Extracted material —

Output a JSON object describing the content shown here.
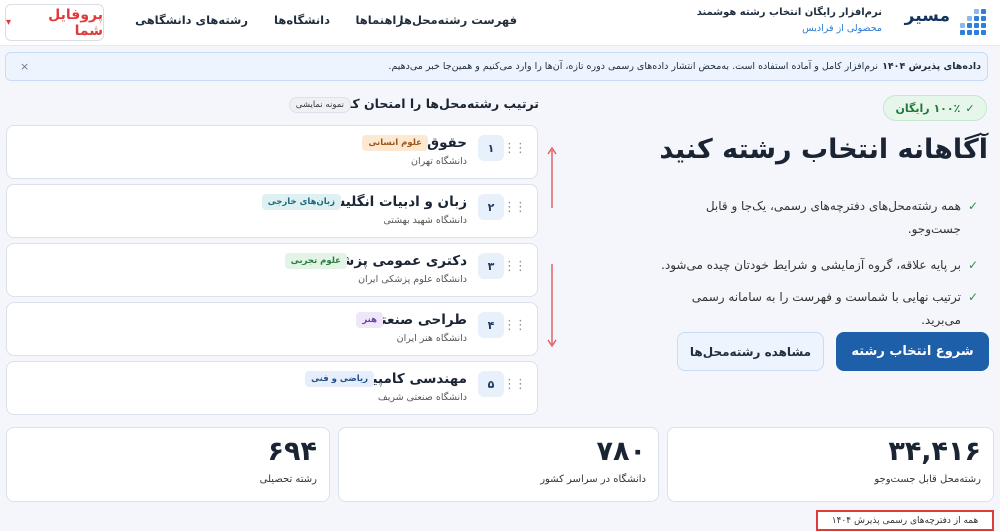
{
  "header": {
    "brand": "مسیر",
    "tagline": "نرم‌افزار رایگان انتخاب رشته هوشمند",
    "sub": "محصولی از فرادیس",
    "nav": [
      "فهرست رشته‌محل‌ها",
      "راهنماها",
      "دانشگاه‌ها",
      "رشته‌های دانشگاهی"
    ],
    "profile_label": "پروفایل شما"
  },
  "notice": {
    "bold": "داده‌های پذیرش ۱۴۰۴",
    "text": "نرم‌افزار کامل و آماده استفاده است. به‌محض انتشار داده‌های رسمی دوره تازه، آن‌ها را وارد می‌کنیم و همین‌جا خبر می‌دهیم.",
    "close": "×"
  },
  "hero": {
    "badge": "۱۰۰٪ رایگان",
    "title": "آگاهانه انتخاب رشته کنید",
    "features": [
      "همه رشته‌محل‌های دفترچه‌های رسمی، یک‌جا و قابل جست‌وجو.",
      "بر پایه علاقه، گروه آزمایشی و شرایط خودتان چیده می‌شود.",
      "ترتیب نهایی با شماست و فهرست را به سامانه رسمی می‌برید."
    ],
    "start_button": "شروع انتخاب رشته",
    "view_button": "مشاهده رشته‌محل‌ها"
  },
  "demo": {
    "title": "ترتیب رشته‌محل‌ها را امتحان کنید",
    "tag": "نمونه نمایشی",
    "items": [
      {
        "num": "۱",
        "name": "حقوق",
        "uni": "دانشگاه تهران",
        "tag": "علوم انسانی"
      },
      {
        "num": "۲",
        "name": "زبان و ادبیات انگلیسی",
        "uni": "دانشگاه شهید بهشتی",
        "tag": "زبان‌های خارجی"
      },
      {
        "num": "۳",
        "name": "دکتری عمومی پزشکی",
        "uni": "دانشگاه علوم پزشکی ایران",
        "tag": "علوم تجربی"
      },
      {
        "num": "۴",
        "name": "طراحی صنعتی",
        "uni": "دانشگاه هنر ایران",
        "tag": "هنر"
      },
      {
        "num": "۵",
        "name": "مهندسی کامپیوتر",
        "uni": "دانشگاه صنعتی شریف",
        "tag": "ریاضی و فنی"
      }
    ]
  },
  "stats": [
    {
      "value": "۳۴,۴۱۶",
      "label": "رشته‌محل قابل جست‌وجو"
    },
    {
      "value": "۷۸۰",
      "label": "دانشگاه در سراسر کشور"
    },
    {
      "value": "۶۹۴",
      "label": "رشته تحصیلی"
    }
  ],
  "footnote": "همه از دفترچه‌های رسمی پذیرش ۱۴۰۴",
  "colors": {
    "primary": "#1d5fa9",
    "accent_red": "#e03b3b",
    "success": "#1f7a3a"
  }
}
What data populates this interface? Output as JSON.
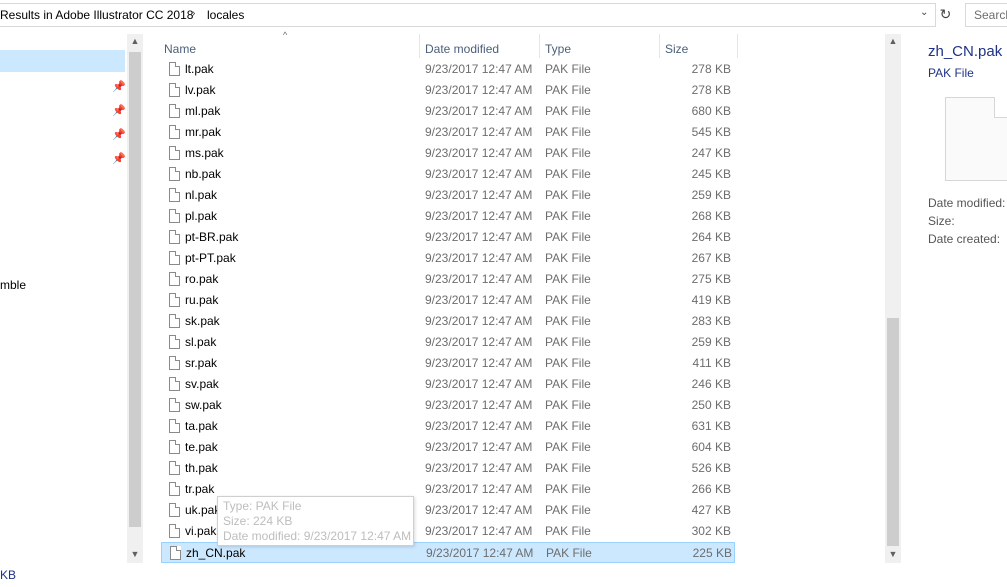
{
  "address": {
    "crumb_1": "Results in Adobe Illustrator CC 2018",
    "separator": "›",
    "crumb_2": "locales",
    "dropdown_glyph": "⌄",
    "refresh_glyph": "↻",
    "search_placeholder": "Search"
  },
  "nav": {
    "pin_glyph": "📌",
    "partial_item": "mble"
  },
  "columns": {
    "name": "Name",
    "date": "Date modified",
    "type": "Type",
    "size": "Size",
    "sort_glyph": "^"
  },
  "files": [
    {
      "name": "lt.pak",
      "date": "9/23/2017 12:47 AM",
      "type": "PAK File",
      "size": "278 KB"
    },
    {
      "name": "lv.pak",
      "date": "9/23/2017 12:47 AM",
      "type": "PAK File",
      "size": "278 KB"
    },
    {
      "name": "ml.pak",
      "date": "9/23/2017 12:47 AM",
      "type": "PAK File",
      "size": "680 KB"
    },
    {
      "name": "mr.pak",
      "date": "9/23/2017 12:47 AM",
      "type": "PAK File",
      "size": "545 KB"
    },
    {
      "name": "ms.pak",
      "date": "9/23/2017 12:47 AM",
      "type": "PAK File",
      "size": "247 KB"
    },
    {
      "name": "nb.pak",
      "date": "9/23/2017 12:47 AM",
      "type": "PAK File",
      "size": "245 KB"
    },
    {
      "name": "nl.pak",
      "date": "9/23/2017 12:47 AM",
      "type": "PAK File",
      "size": "259 KB"
    },
    {
      "name": "pl.pak",
      "date": "9/23/2017 12:47 AM",
      "type": "PAK File",
      "size": "268 KB"
    },
    {
      "name": "pt-BR.pak",
      "date": "9/23/2017 12:47 AM",
      "type": "PAK File",
      "size": "264 KB"
    },
    {
      "name": "pt-PT.pak",
      "date": "9/23/2017 12:47 AM",
      "type": "PAK File",
      "size": "267 KB"
    },
    {
      "name": "ro.pak",
      "date": "9/23/2017 12:47 AM",
      "type": "PAK File",
      "size": "275 KB"
    },
    {
      "name": "ru.pak",
      "date": "9/23/2017 12:47 AM",
      "type": "PAK File",
      "size": "419 KB"
    },
    {
      "name": "sk.pak",
      "date": "9/23/2017 12:47 AM",
      "type": "PAK File",
      "size": "283 KB"
    },
    {
      "name": "sl.pak",
      "date": "9/23/2017 12:47 AM",
      "type": "PAK File",
      "size": "259 KB"
    },
    {
      "name": "sr.pak",
      "date": "9/23/2017 12:47 AM",
      "type": "PAK File",
      "size": "411 KB"
    },
    {
      "name": "sv.pak",
      "date": "9/23/2017 12:47 AM",
      "type": "PAK File",
      "size": "246 KB"
    },
    {
      "name": "sw.pak",
      "date": "9/23/2017 12:47 AM",
      "type": "PAK File",
      "size": "250 KB"
    },
    {
      "name": "ta.pak",
      "date": "9/23/2017 12:47 AM",
      "type": "PAK File",
      "size": "631 KB"
    },
    {
      "name": "te.pak",
      "date": "9/23/2017 12:47 AM",
      "type": "PAK File",
      "size": "604 KB"
    },
    {
      "name": "th.pak",
      "date": "9/23/2017 12:47 AM",
      "type": "PAK File",
      "size": "526 KB"
    },
    {
      "name": "tr.pak",
      "date": "9/23/2017 12:47 AM",
      "type": "PAK File",
      "size": "266 KB"
    },
    {
      "name": "uk.pak",
      "date": "9/23/2017 12:47 AM",
      "type": "PAK File",
      "size": "427 KB"
    },
    {
      "name": "vi.pak",
      "date": "9/23/2017 12:47 AM",
      "type": "PAK File",
      "size": "302 KB"
    },
    {
      "name": "zh_CN.pak",
      "date": "9/23/2017 12:47 AM",
      "type": "PAK File",
      "size": "225 KB",
      "selected": true
    }
  ],
  "tooltip": {
    "type_line": "Type: PAK File",
    "size_line": "Size: 224 KB",
    "date_line": "Date modified: 9/23/2017 12:47 AM"
  },
  "scroll": {
    "up_glyph": "▲",
    "down_glyph": "▼"
  },
  "preview": {
    "name": "zh_CN.pak",
    "type": "PAK File",
    "date_modified_label": "Date modified:",
    "size_label": "Size:",
    "date_created_label": "Date created:"
  },
  "status": {
    "text": "KB"
  },
  "colors": {
    "selection_bg": "#cce8ff",
    "selection_border": "#99d1ff",
    "header_text": "#4c607a",
    "link_text": "#1e3287"
  }
}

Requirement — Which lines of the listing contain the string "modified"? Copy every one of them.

Answer to this exercise —
    "date": "Date modified",
    "date_line": "Date modified: 9/23/2017 12:47 AM"
    "date_modified_label": "Date modified:",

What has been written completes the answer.